Our most recent #WITwants2know revealed that 62% of our respondents receive advice from a faculty or staff member that is not their academic advisor. The question was inspired by one of the comments from the Student Satisfaction Inventory. The student wrote, “My academic adviser is not a person that I would go to for help with the classes that I need to take but there are plenty of other people that are around campus that can help.” (To be fair, there were comments about positive relationships with academic advisors.) We were curious how many students would feel similarly or differently.
The 62% is interesting. What’s good about this is that students are connected with at least one faculty or staff member on campus, and see that person as someone who they can go to for assistance. We know from research that this is an important factor in a student’s rate of success in college. Students who feel connected to the campus, through an individual, group, program, or office, report higher rates of satisfaction with their college experience. They also tend to access resources on campus at higher rates.

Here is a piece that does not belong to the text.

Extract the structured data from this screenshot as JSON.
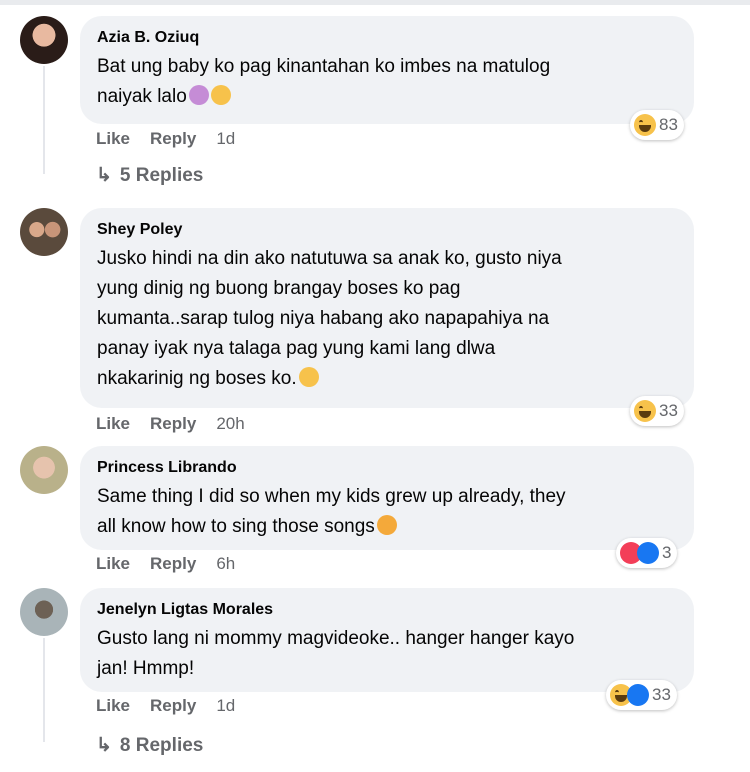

In a recent focus group, students were asked specifically who they may go to on campus. Responses varied, and some even mentioned specific people or offices. One student identified the office in which he does his work study as a source of support for him. He talked about how he’s been able to get to know some of the staff in the office pretty well since he has been working there for a couple of years. Providing another opportunity for students to connect to the Institute is a secondary, yet no less positive, outcome of the work study program.
As you think about how connected you may be on campus, consider there are some connections that are intentional, such as academic advisors or coop/career advisors. There may be more connections that may be made more organically, like professors for a class, coaches, work study supervisors, or the Deans!!!
Who is your connection to campus?